▸ TASK DIRECTIONS
Wherever the word "data" occurs in the lines below, copy the whole line.
--- EXTRACTED MATERIAL ---
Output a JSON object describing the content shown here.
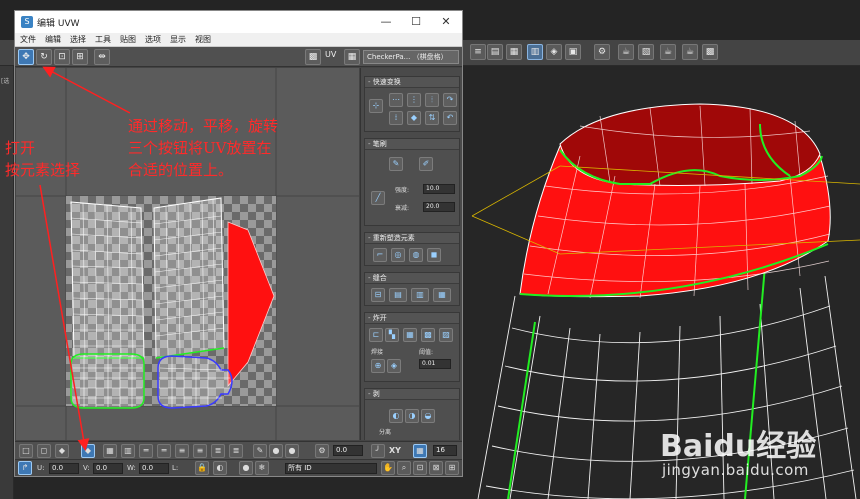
{
  "window": {
    "title": "编辑 UVW",
    "icon_letter": "S",
    "menu": [
      "文件",
      "编辑",
      "选择",
      "工具",
      "贴图",
      "选项",
      "显示",
      "视图"
    ],
    "texture_dropdown": "CheckerPa... （棋盘格）",
    "uv_space": "UV"
  },
  "left_strip": {
    "label": "[选"
  },
  "rollouts": {
    "quick_transform": "快速变换",
    "reshape": "重塑元素",
    "paint": "笔刷",
    "strength_label": "强度:",
    "strength_value": "10.0",
    "falloff_label": "衰减:",
    "falloff_value": "20.0",
    "relax_group": "重新塑造元素",
    "stitch": "缝合",
    "explode": "炸开",
    "weld_label": "焊接",
    "threshold_label": "阈值:",
    "threshold_value": "0.01",
    "peel": "剥",
    "split_label": "分离"
  },
  "bottom1": {
    "angle_value": "0.0",
    "xy_label": "XY",
    "grid_value": "16"
  },
  "bottom2": {
    "u_label": "U:",
    "u_value": "0.0",
    "v_label": "V:",
    "v_value": "0.0",
    "w_label": "W:",
    "w_value": "0.0",
    "l_label": "L:",
    "id_dropdown": "所有 ID"
  },
  "annotations": {
    "move_hint_1": "通过移动，平移，旋转",
    "move_hint_2": "三个按钮将UV放置在",
    "move_hint_3": "合适的位置上。",
    "open_hint_1": "打开",
    "open_hint_2": "按元素选择",
    "color": "#ff2020"
  },
  "watermark": {
    "logo": "Baidu经验",
    "url": "jingyan.baidu.com"
  },
  "colors": {
    "selected_faces": "#ff1010",
    "seam_green": "#22ee22",
    "seam_blue": "#3a3aff",
    "tool_active": "#3e78b4"
  }
}
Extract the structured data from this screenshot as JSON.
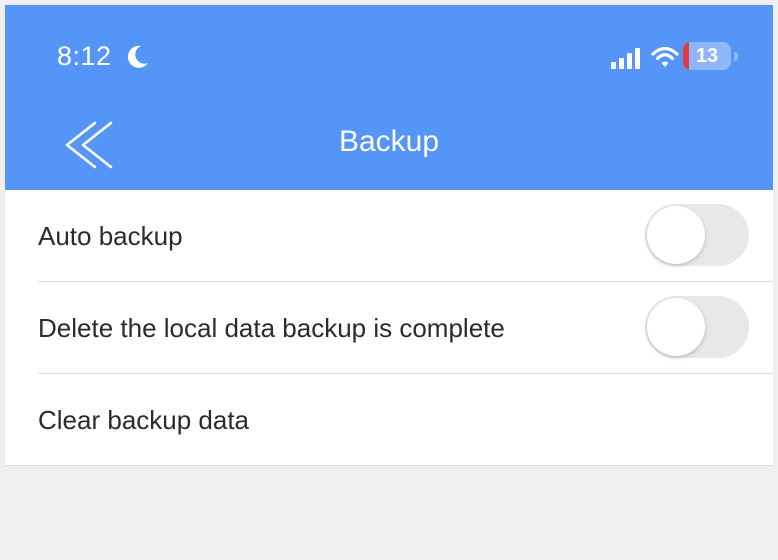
{
  "status_bar": {
    "time": "8:12",
    "battery": "13",
    "icons": [
      "moon-icon",
      "signal-icon",
      "wifi-icon",
      "battery-icon"
    ]
  },
  "nav": {
    "title": "Backup",
    "back_icon": "double-chevron-left-icon"
  },
  "settings": [
    {
      "label": "Auto backup",
      "toggle_on": false
    },
    {
      "label": "Delete the local data backup is complete",
      "toggle_on": false
    },
    {
      "label": "Clear backup data"
    }
  ],
  "colors": {
    "header": "#5595f8",
    "background": "#efefef",
    "battery_low": "#e23b3b"
  }
}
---
▸ SOLUTION BELOW
Extract the structured data from this screenshot as JSON.
      "label": "Delete the local data backup is complete",
      "label": "Clear backup data"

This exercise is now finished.